Father’s Day, on the other hand, is more of a social event among fathers and non-fathers to mark masculinity: numerous men parade around in a homogeneous group of people and celebrate themselves. They are often heavily intoxicated, which means that the number of accidents is particularly high on this day every year. Father’s Day normalises and legitimises this behaviour to a certain extent in the course of its tradition. By constructing fatherhood or manhood through participation in this event, a toxic model of masculinity is created.

If the two holidays are celebrated and lived in this way, they contradict basic feminist approaches.

Mother's and Father's Day Opportunities

The commercialisation of Mother’s Day and Father’s Day has become seemingly irreversibly intertwined with the festive days. Yet the basic idea behind the two days is very important: the (care) work of parents should be valued appropriately and structural problems and disadvantages must be made visible.
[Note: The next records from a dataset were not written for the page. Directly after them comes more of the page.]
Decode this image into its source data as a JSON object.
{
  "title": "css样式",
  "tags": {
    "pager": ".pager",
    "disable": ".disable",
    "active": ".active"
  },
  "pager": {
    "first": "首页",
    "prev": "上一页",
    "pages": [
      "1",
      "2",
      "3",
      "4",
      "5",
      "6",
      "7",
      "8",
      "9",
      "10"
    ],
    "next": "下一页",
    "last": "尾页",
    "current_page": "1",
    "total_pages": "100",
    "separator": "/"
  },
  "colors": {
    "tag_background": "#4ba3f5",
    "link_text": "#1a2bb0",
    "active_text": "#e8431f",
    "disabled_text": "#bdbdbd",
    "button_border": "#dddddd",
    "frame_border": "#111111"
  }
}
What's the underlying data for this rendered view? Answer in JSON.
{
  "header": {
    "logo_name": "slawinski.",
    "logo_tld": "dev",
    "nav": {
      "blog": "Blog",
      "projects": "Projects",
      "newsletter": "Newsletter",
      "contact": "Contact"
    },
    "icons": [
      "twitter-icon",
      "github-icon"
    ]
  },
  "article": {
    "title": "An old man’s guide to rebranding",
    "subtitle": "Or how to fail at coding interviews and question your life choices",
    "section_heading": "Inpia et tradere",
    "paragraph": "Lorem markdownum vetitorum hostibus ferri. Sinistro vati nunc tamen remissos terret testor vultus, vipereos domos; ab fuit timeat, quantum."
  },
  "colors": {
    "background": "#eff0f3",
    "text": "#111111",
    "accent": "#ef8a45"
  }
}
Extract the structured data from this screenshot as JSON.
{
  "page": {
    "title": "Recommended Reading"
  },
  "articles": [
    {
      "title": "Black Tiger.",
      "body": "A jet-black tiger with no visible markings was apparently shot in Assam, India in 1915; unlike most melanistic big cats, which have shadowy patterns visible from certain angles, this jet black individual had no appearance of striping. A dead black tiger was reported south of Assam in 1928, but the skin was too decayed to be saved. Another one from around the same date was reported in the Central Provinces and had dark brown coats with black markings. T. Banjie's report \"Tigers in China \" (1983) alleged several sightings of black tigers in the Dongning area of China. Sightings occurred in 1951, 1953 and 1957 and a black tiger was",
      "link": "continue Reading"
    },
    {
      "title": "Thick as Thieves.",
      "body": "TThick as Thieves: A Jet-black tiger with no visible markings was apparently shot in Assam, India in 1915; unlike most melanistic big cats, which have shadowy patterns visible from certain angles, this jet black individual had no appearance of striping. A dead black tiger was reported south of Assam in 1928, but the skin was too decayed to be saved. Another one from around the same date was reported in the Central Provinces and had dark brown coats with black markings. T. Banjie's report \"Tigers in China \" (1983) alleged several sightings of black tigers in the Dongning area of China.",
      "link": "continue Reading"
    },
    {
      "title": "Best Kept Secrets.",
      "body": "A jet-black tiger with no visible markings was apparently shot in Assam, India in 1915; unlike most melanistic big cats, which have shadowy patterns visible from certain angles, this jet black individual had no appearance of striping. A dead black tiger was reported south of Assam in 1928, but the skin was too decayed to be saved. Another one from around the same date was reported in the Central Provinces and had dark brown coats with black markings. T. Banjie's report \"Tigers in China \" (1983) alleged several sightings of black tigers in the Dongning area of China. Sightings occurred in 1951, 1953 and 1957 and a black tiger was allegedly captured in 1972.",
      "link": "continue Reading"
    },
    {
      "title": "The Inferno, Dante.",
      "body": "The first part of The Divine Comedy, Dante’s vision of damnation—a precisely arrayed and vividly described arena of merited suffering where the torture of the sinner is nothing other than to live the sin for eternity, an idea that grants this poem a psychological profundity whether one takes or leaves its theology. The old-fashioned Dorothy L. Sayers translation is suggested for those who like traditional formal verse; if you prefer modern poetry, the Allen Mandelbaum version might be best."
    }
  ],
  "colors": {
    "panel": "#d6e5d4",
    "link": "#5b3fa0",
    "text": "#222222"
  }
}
If the two days were decoupled from their commercialisation, especially Mother’s Day could fulfil the goal that Anna Jarvis originally pursued when she invented it.

The currently prevailing reproduction of gender stereotypes, however, rather perpetuates injustices than combating them. Just imagine: How big would the social outcry be if mothers and non-mothers were to mobilise on Mother’s Day and go around the houses in handcarts with alcohol?

Everyone should be able to decide for themselves whether and how they want to celebrate those days. It is perfectly legitimate for a mother to be happy about flowers or chocolates in pink packaging or for a father to have a barbecue – it is just as legitimate not to do so. 


This is not so much a criticism of the individual approach to Mother’s Day and Father’s Day. Rather, it is about questioning the one-sided and fundamentally stereotypical commercialisation by industry and commerce as it is perpetuated year after year. There should be an awareness of this in order to be able to decide for oneself to what extent one does (not) want to support this.